--- WORK INSTRUCTION ---
After reading the lines below, count those that contain "this" and give the count alone.

[[ DATA PROVIDED, beginning ]]

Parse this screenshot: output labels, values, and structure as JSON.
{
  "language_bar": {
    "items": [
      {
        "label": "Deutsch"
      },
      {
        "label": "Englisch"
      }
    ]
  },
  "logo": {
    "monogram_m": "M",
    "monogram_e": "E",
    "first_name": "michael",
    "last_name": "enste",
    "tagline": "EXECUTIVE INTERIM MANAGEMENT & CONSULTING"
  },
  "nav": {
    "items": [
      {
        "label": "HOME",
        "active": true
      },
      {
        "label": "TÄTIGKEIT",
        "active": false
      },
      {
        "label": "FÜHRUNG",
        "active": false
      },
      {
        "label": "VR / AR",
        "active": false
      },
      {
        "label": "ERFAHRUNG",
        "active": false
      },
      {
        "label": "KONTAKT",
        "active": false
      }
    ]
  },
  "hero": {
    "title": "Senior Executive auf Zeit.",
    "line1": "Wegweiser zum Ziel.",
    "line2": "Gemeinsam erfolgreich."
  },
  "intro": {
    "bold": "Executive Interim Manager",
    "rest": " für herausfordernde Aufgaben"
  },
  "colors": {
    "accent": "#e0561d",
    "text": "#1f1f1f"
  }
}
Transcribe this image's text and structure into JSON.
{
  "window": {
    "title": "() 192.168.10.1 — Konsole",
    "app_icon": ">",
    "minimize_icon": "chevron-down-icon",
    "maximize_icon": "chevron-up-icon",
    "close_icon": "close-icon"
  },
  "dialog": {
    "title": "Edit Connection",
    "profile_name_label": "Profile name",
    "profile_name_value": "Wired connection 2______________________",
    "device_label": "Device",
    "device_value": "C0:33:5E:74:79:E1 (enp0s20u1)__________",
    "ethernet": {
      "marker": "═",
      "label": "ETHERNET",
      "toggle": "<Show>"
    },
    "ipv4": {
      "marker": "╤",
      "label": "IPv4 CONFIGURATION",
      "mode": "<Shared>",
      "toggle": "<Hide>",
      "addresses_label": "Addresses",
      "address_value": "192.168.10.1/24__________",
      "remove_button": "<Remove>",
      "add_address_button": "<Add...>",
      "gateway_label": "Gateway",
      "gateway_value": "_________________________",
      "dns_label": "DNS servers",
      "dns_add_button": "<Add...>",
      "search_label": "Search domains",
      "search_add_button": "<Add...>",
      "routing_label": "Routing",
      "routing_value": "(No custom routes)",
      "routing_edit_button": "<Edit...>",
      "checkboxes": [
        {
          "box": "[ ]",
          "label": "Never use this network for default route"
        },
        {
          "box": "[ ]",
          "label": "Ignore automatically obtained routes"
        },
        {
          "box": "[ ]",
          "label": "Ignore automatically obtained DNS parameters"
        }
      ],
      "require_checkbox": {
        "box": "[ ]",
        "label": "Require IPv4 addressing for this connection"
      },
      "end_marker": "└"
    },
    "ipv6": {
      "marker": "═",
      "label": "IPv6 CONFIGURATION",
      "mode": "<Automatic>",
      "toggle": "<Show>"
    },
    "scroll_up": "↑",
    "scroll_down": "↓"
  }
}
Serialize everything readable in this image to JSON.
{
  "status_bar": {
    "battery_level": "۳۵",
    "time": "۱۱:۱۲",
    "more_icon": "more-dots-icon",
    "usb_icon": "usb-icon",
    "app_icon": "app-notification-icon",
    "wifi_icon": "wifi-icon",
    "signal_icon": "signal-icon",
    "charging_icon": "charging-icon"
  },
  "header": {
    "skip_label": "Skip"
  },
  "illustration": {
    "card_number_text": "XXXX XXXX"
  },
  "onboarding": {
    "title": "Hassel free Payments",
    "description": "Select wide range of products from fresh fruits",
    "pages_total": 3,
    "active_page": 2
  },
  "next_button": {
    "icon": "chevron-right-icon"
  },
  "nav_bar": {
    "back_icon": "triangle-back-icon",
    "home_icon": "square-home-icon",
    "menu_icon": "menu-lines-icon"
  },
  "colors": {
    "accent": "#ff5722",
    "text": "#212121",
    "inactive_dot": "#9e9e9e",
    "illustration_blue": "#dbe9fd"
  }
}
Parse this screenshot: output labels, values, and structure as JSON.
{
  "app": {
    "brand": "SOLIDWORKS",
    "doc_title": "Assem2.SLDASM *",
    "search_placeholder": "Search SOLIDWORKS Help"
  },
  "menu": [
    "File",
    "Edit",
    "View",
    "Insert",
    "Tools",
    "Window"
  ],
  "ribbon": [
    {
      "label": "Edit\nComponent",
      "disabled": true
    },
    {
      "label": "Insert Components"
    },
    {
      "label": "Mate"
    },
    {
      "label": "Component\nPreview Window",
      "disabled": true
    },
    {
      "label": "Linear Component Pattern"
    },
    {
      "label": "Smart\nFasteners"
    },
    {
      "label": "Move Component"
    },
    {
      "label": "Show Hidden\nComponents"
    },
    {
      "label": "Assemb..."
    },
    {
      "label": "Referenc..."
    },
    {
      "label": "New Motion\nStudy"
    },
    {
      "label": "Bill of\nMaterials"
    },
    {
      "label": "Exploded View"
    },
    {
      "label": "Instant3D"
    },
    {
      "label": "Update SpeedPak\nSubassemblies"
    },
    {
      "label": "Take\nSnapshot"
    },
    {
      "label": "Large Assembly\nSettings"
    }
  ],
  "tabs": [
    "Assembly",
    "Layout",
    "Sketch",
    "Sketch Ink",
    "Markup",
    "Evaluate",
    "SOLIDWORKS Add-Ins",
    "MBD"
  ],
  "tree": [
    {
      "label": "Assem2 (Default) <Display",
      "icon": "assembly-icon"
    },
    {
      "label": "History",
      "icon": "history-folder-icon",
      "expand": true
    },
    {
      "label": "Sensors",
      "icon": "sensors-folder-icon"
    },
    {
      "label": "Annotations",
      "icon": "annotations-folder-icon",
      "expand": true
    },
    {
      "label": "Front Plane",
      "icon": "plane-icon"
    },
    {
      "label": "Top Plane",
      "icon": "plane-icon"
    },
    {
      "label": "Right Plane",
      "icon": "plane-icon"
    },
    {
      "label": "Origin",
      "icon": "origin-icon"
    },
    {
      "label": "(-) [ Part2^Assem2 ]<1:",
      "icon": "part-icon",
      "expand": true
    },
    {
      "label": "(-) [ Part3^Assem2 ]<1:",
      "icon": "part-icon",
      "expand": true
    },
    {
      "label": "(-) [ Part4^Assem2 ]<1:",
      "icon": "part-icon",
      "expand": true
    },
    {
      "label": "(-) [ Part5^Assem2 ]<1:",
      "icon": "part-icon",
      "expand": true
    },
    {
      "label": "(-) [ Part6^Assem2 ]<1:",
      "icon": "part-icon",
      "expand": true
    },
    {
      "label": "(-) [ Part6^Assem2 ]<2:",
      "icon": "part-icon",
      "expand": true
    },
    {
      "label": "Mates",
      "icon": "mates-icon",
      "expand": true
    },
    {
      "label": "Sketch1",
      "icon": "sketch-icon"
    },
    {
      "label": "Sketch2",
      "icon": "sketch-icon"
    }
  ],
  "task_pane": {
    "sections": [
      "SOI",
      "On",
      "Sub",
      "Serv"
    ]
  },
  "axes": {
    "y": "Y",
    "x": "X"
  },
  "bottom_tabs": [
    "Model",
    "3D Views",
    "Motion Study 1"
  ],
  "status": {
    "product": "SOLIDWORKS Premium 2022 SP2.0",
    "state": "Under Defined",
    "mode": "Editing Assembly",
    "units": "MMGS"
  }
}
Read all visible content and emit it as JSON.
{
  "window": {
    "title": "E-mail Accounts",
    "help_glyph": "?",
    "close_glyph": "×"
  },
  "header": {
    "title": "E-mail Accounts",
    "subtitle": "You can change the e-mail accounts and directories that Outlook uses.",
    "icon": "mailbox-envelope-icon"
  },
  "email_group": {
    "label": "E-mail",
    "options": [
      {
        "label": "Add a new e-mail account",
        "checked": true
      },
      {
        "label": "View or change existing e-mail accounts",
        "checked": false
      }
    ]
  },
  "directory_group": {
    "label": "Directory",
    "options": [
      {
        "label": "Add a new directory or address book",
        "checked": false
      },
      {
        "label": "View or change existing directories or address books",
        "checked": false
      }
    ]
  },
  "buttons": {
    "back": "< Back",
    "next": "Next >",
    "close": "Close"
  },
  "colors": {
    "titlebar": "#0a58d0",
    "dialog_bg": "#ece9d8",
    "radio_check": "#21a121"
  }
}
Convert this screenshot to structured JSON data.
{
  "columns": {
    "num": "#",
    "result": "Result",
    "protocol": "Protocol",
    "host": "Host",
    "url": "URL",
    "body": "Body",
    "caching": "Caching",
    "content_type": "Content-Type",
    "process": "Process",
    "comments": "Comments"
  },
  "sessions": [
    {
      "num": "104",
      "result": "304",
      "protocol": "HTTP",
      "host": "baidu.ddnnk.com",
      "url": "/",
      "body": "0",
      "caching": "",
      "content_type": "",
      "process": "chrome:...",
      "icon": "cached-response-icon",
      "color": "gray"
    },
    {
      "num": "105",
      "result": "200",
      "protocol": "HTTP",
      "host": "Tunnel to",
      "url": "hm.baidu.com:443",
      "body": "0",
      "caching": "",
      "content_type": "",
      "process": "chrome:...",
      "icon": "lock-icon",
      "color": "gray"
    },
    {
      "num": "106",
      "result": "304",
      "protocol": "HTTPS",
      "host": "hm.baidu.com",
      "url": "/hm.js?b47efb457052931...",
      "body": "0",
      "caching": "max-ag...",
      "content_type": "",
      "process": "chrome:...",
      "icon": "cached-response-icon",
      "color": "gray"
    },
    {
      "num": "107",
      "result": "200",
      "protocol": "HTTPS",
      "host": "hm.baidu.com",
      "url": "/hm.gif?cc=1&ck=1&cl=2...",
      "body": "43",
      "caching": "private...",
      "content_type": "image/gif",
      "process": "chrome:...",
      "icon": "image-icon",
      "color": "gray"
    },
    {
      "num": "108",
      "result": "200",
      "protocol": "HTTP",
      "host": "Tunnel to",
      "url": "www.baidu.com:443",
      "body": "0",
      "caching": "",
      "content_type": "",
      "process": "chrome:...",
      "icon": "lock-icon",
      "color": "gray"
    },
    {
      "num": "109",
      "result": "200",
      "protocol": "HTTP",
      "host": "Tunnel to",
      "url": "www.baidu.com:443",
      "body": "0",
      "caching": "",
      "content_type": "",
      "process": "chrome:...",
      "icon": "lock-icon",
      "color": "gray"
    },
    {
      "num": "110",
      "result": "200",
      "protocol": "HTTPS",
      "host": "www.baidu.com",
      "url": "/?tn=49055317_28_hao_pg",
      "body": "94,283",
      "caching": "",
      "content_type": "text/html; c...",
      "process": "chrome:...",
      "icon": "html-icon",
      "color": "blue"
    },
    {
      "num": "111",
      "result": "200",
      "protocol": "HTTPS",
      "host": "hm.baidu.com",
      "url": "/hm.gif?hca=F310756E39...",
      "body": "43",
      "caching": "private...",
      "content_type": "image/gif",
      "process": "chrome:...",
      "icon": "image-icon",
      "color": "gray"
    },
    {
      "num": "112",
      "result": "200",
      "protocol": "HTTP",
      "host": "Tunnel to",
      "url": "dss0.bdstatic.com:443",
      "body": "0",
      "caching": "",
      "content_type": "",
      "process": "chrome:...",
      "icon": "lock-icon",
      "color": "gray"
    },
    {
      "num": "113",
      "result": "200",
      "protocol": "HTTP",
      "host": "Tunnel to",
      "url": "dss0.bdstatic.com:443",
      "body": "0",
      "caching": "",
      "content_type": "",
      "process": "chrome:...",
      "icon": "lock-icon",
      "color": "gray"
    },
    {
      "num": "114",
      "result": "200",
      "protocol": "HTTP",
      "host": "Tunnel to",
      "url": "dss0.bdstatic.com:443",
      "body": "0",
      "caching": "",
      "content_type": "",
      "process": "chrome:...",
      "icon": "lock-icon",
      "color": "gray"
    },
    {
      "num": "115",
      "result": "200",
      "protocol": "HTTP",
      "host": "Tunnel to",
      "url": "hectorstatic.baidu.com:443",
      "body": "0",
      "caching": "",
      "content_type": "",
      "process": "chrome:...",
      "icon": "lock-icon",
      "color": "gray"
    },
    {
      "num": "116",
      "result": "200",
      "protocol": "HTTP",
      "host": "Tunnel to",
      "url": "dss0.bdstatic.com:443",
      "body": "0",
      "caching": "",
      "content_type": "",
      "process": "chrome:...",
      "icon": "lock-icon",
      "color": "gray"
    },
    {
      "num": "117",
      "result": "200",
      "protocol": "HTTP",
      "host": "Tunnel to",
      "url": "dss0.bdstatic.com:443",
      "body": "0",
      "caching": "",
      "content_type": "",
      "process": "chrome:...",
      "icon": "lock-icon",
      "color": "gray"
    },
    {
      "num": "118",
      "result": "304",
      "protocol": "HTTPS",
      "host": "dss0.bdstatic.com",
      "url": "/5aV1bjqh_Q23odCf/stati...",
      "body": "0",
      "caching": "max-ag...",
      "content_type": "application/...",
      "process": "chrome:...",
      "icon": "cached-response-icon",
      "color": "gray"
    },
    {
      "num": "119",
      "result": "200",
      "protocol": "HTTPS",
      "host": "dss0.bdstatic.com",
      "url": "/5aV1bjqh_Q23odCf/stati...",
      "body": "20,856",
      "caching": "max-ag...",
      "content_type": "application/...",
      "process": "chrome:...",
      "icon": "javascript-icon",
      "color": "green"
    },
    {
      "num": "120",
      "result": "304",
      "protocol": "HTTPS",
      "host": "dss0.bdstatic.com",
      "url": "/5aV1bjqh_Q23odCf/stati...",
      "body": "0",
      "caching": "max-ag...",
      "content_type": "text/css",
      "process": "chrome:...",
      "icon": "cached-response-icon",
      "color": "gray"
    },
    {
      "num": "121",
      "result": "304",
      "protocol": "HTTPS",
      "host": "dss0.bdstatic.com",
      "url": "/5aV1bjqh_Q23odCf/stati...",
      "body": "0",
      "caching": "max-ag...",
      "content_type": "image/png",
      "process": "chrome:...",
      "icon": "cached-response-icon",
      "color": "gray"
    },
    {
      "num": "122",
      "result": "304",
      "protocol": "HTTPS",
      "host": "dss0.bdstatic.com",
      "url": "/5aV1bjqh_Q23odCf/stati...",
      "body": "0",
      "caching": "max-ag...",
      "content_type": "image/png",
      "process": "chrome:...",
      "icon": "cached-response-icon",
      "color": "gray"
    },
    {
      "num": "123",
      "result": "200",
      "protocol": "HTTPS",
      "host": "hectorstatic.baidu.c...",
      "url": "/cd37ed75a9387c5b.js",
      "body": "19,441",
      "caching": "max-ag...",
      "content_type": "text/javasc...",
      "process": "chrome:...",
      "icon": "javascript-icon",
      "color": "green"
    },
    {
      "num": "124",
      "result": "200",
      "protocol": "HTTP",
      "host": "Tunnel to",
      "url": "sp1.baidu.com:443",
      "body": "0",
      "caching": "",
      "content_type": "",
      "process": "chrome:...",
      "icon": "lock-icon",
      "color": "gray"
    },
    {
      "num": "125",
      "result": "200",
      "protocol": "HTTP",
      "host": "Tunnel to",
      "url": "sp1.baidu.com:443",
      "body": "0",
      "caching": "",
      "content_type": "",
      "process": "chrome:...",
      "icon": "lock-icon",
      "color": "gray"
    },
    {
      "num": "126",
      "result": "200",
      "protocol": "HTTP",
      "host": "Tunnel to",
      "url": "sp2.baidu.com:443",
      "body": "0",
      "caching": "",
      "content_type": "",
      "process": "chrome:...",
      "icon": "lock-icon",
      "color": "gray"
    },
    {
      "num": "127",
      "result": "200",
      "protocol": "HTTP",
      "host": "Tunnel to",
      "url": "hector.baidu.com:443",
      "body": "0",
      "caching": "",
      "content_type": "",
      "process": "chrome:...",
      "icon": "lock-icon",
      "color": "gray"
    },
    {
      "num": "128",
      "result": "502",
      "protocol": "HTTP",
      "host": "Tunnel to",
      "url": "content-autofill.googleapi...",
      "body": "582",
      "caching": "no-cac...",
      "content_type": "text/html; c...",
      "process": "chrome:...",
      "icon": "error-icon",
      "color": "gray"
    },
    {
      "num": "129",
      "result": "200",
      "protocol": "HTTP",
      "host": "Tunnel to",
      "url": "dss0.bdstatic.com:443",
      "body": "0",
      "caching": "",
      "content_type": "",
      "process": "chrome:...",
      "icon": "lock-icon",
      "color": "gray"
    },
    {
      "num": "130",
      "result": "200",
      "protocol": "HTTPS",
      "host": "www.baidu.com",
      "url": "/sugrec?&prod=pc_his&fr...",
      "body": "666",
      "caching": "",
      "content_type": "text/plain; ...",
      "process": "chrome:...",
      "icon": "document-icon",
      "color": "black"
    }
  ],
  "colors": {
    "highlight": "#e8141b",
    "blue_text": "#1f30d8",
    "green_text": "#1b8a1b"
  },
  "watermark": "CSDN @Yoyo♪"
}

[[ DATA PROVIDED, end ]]

--- RESPONSE AREA ---
7